The series of books called The Divine Hours introduced many people, unfamiliar with the Anglican prayer "offices" and the Benedictine routine, to the concept of fixed-hour prayer. Author Phyllis Tickle collected prayers from several Christian traditions and paired them with Scriptures in a series of daily readings designed to give free-form pray-ers more structure and an appreciation for older spiritual practices. For decades, Tickle served as religion editor for Publisher's Weekly, keeping track of every book and trend in Christendom. Today she is finding a welcome audience among younger Christians and church leaders who find her witty, wise, and wise-cracking. When our Eric Reed caught up with her, Tickle had just returned to her Tennessee farm, fresh from the stage of a national youth pastors conference.

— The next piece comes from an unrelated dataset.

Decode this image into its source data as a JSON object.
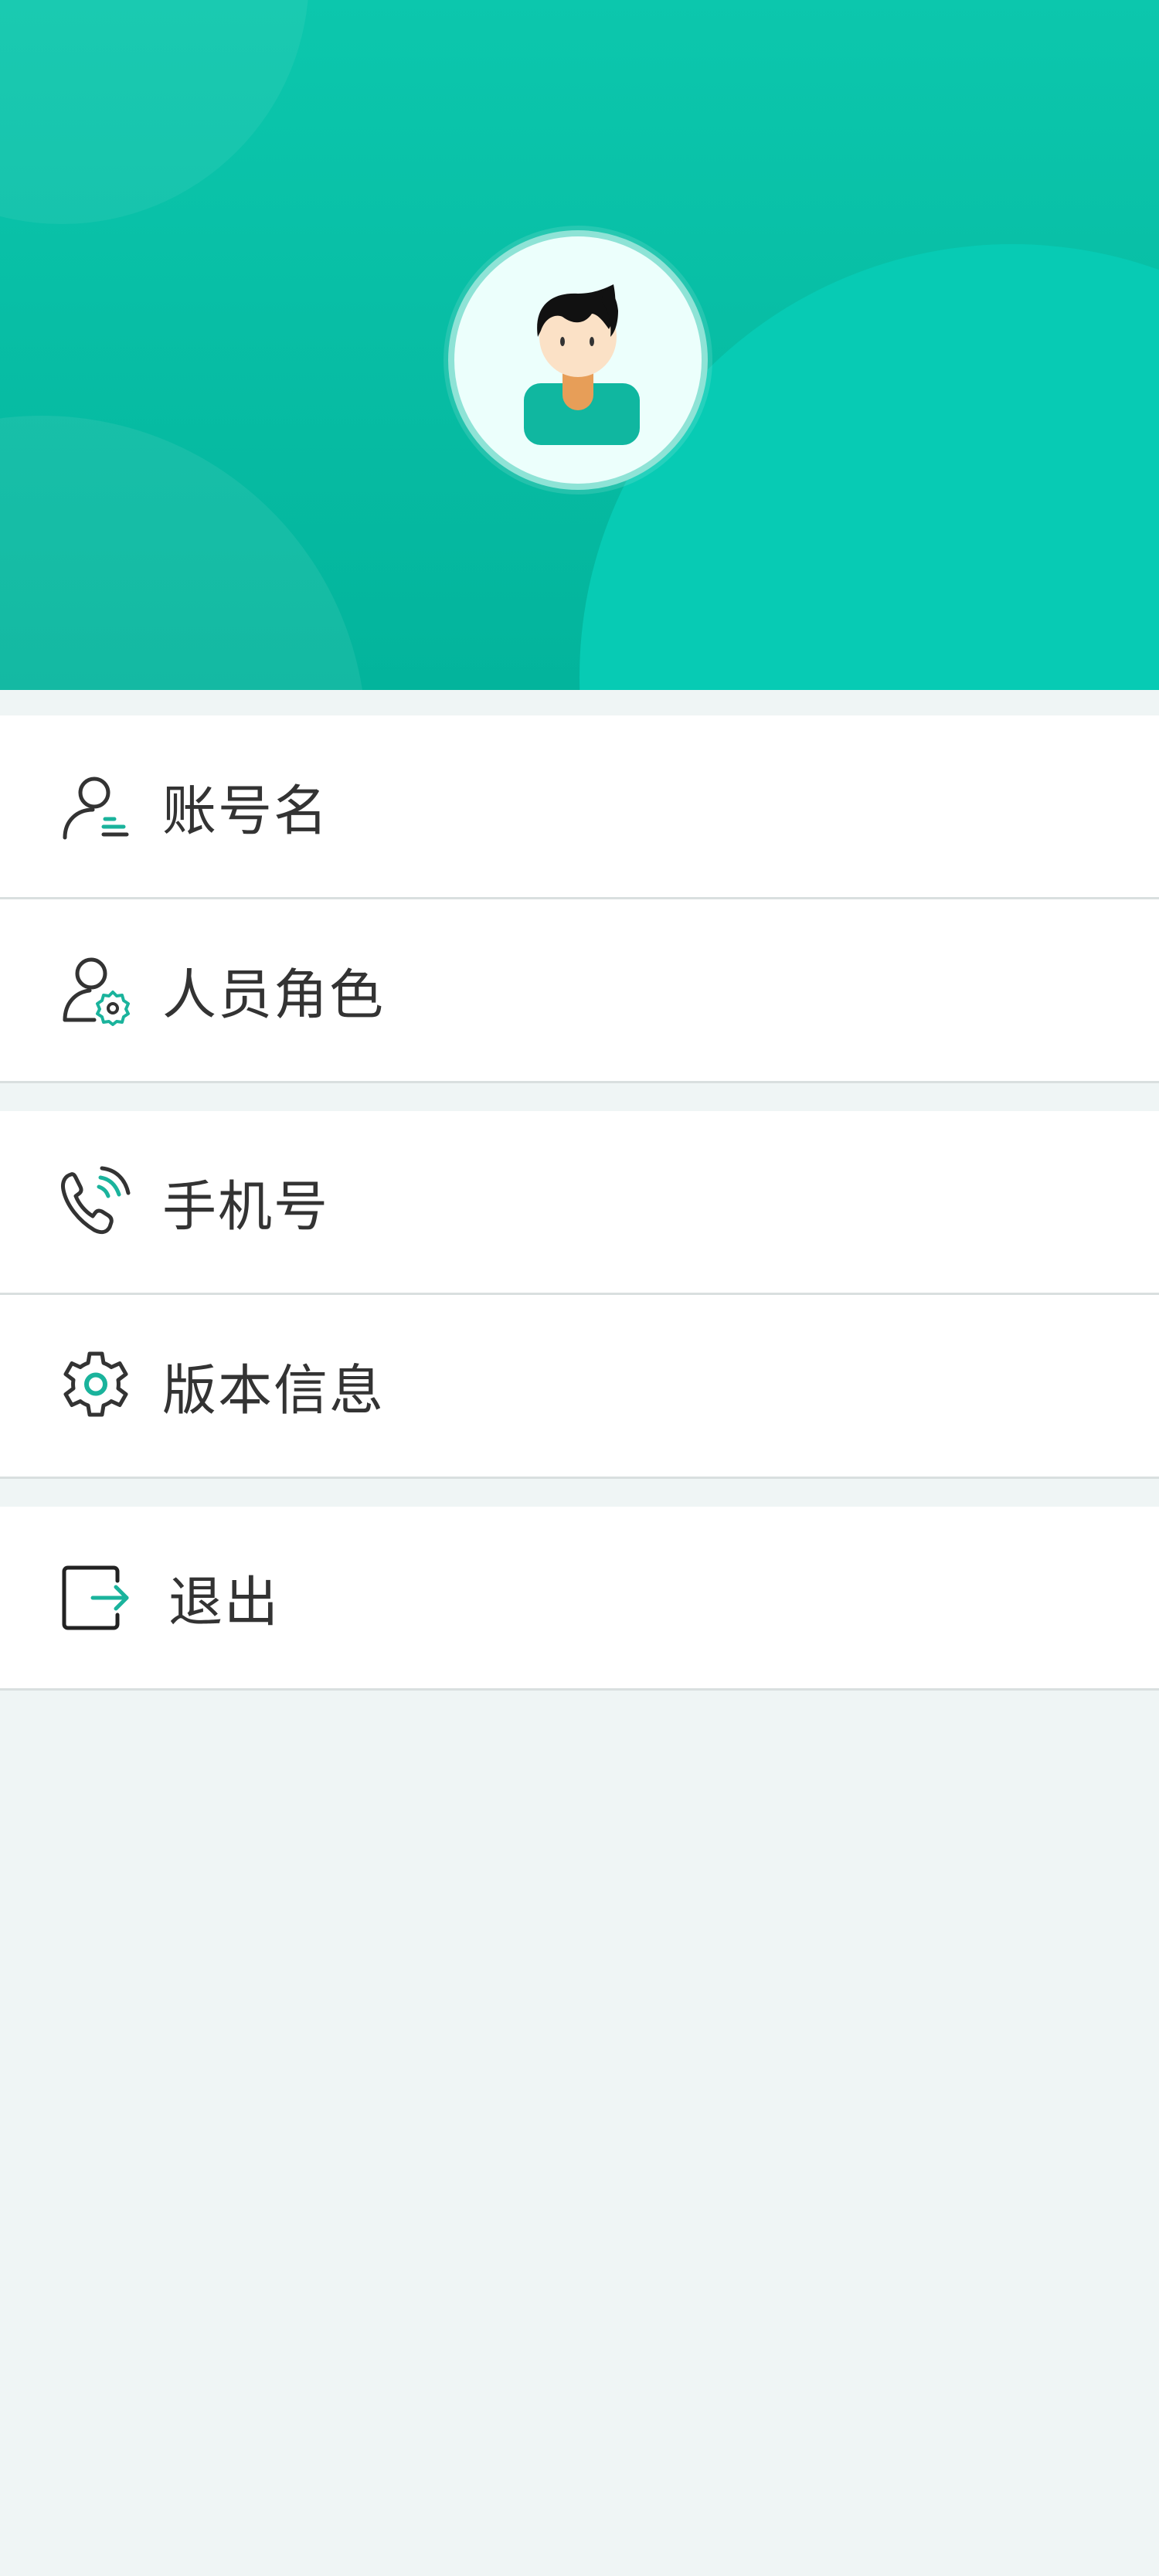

Her newest book is This Is What I Pray Today: Divine Hours Prayers for Children (Dutton, 2007).
What happens when we hear the Word read aloud?
Two things happen. First, we become habituated ...1